There are a lot of things you can cover up with mayonnaise. But not a cake. Another, bigger problem was also emotional in nature. And it was hard to see a way around it. Getting it from someone else was cheating. Even if some people had decided any cake was better than no cake, the persistent sense that something soulless about cake from a box kept many others from embracing it. The flour companies had a product with significant cultural marks against it, and stagnant growth. The fact was one of the reasons cake mixes didn't taste good was they tasted like dried eggs — Laura Shapiro, food historian.
As they tried to work through this, a man named Ernest Dichter came into the picture. He was a psychologist and marketing consultant, now known as one of the founders of modern consumer behaviour studies and a pioneer of focus groups. Dichter told the cake companies the answer was to take the eggs out of the mix and put them back into the hands of the baker.
The problem was that the women who were making the cakes didn't feel emotionally invested enough just adding water, he said. Eggs would make it feel more like baking.
In later years, many would portray this as a pivotal moment in the history of cake mixes, the inflection point of a dramatic upward curve. The truth is, though, that the cake companies already knew about the egg problem.
The 9 Best Boxed Cake Mixes of
In fact, as early as Duff had introduced a mix that had bakers add eggs themselves. And actually, the mixes worked better that way. The companies performed surveys and asked women which version they would buy — the results were contradictory — and in the end, they just did as they pleased. General Mills went over to fresh eggs. Pillsbury eventually followed. View image of Mix being put in cupcake holders Credit: Alamy. The cake mix did take over after all, to Shapiro's chagrin.
Below are the exact measurements we added according to each brand's instructions:. We started with Pillsbury, of course. Consistency is key for kitchen experiments! Chocolate cake batter is perfectly gooey. We also noticed the Duncan Hines' batter was significantly lighter in color than its fellows. Clearly the "Swiss Chocolate" mix was not as similar to "Devil's Food" as we'd assumed. The cake on the box was a lie.

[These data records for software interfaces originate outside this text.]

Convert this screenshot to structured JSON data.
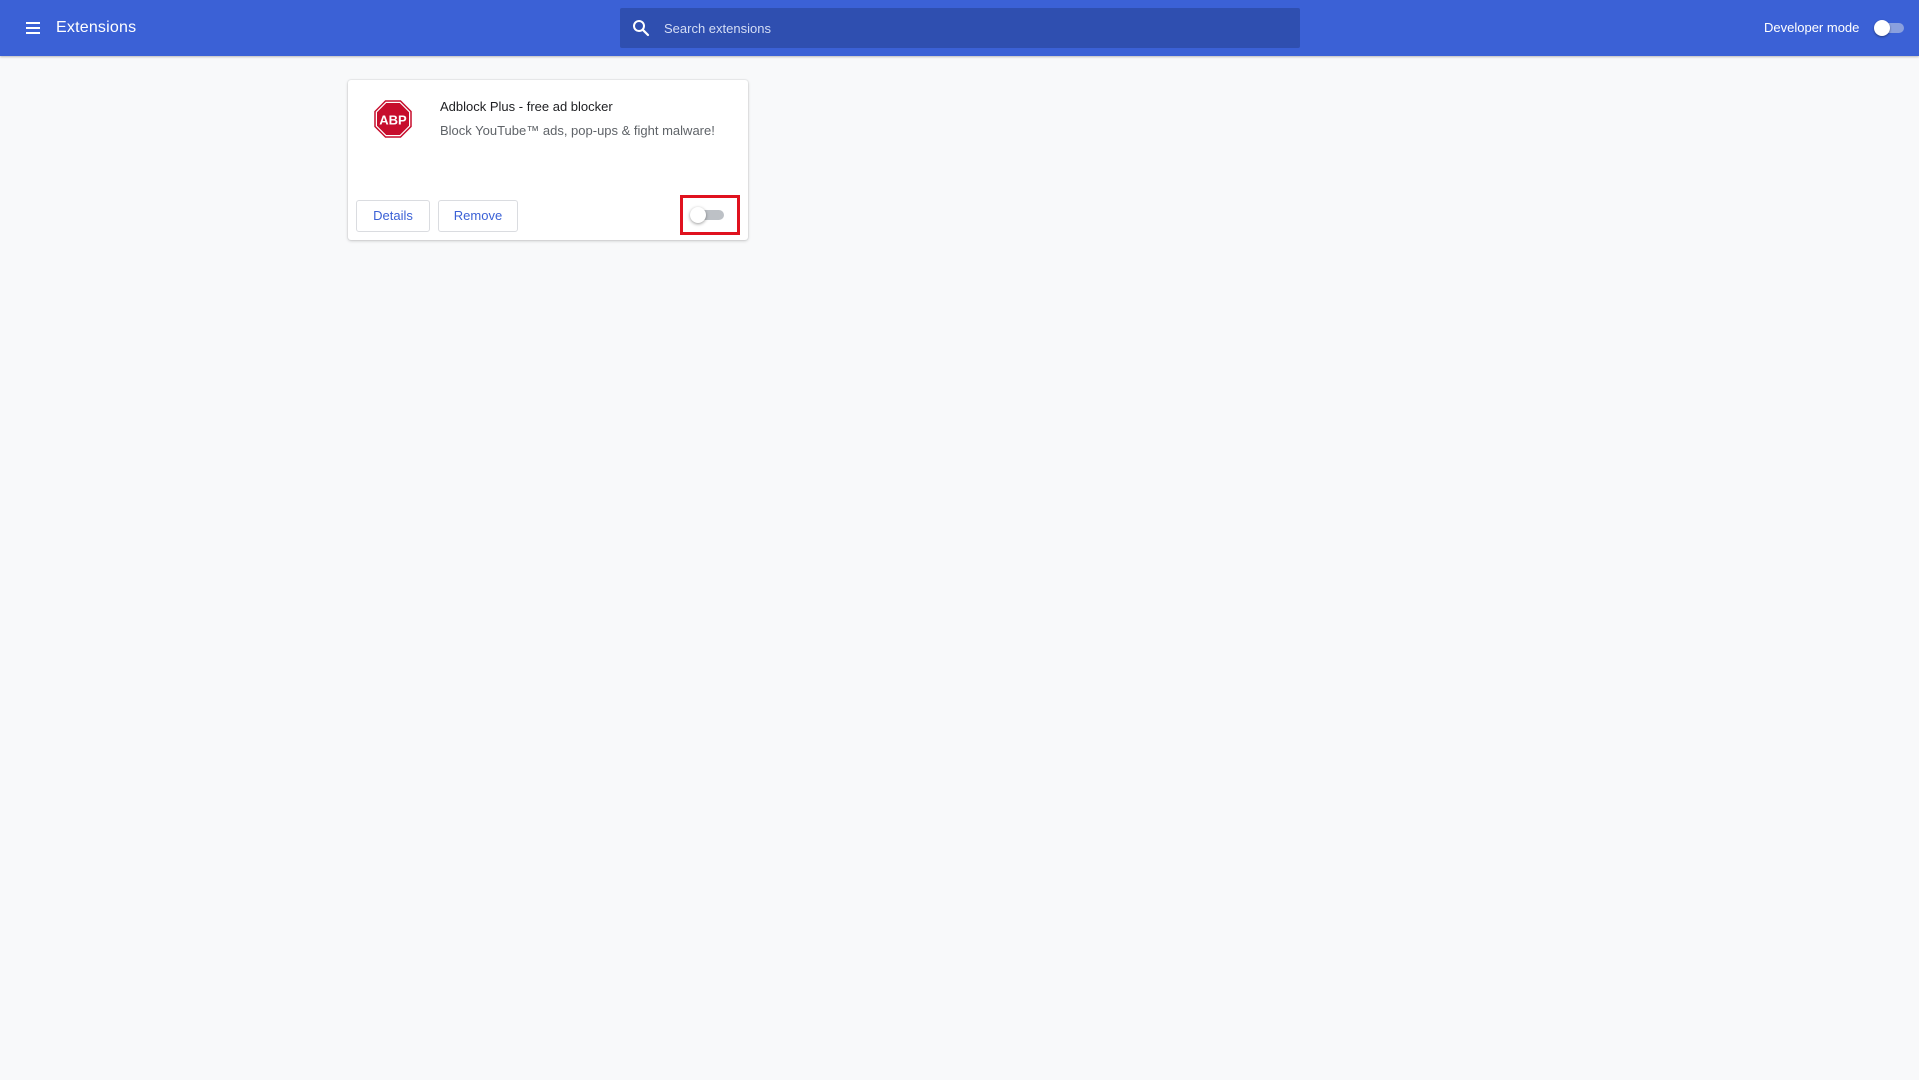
{
  "header": {
    "title": "Extensions",
    "menu_icon": "hamburger-menu-icon",
    "search": {
      "icon": "search-icon",
      "placeholder": "Search extensions",
      "value": ""
    },
    "developer_mode": {
      "label": "Developer mode",
      "enabled": false
    }
  },
  "extensions": [
    {
      "icon": "adblock-plus-icon",
      "icon_text": "ABP",
      "name": "Adblock Plus - free ad blocker",
      "description": "Block YouTube™ ads, pop-ups & fight malware!",
      "details_label": "Details",
      "remove_label": "Remove",
      "enabled": false,
      "toggle_highlighted": true
    }
  ],
  "colors": {
    "header_bg": "#3b61d6",
    "search_bg": "#2f4fb0",
    "page_bg": "#f8f9fa",
    "accent_text": "#3b61d6",
    "highlight": "#e0121f",
    "abp_red": "#c70d2c"
  }
}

Another important difference came from the Betty Crocker mix. Batter waterfall! Please forgive our mis-matched mixing bowls, but we assure you each cake pan was identical. Betty Crocker's, as noted earlier, was a slightly more "wet" consistency, and was also beginning to bubble more similar to the way pancake mix does when you let it sit.
The Duncan Hines mix was a paler brown color, which looked even less appealing right next to the rich chocolaty brown of the Pillsbury mix. In the end, each cake except Betty Crocker was done after the allotted 26 minutes. Due to the added water and moisture in the mix, Betty Crocker's cake required an additional 4 minutes of bake time. Tasty cakes awaiting judgment. Of course, we eat with our eyes first.
This cake was a bit flatter around the edges, with a good rise in the center and decent chocolate sheen. The taste was rich, but not too sweet, and very chocolaty. A forkful held together nicely without crumbling.
The "Swiss chocolate" looked pale and un-appetizing next to all the others. The taste was definitely more of a milk chocolate than a dark, "devil's food. This cake also looked promising, with a rich brown color and shiny finish. It was noticeably lumpier, though, and had an uneven rise. The taste was decent, and it held together with a tighter crumb structure. The last cake looked the tastiest to us, with a perfect shiny top and not too many craters. This one also had a great flavor, slightly better than Betty Crocker's, but it fell apart much more easily.
Though Pillsbury made a good showing, Best Yet's chocolate cake had the overall better chocolate flavor.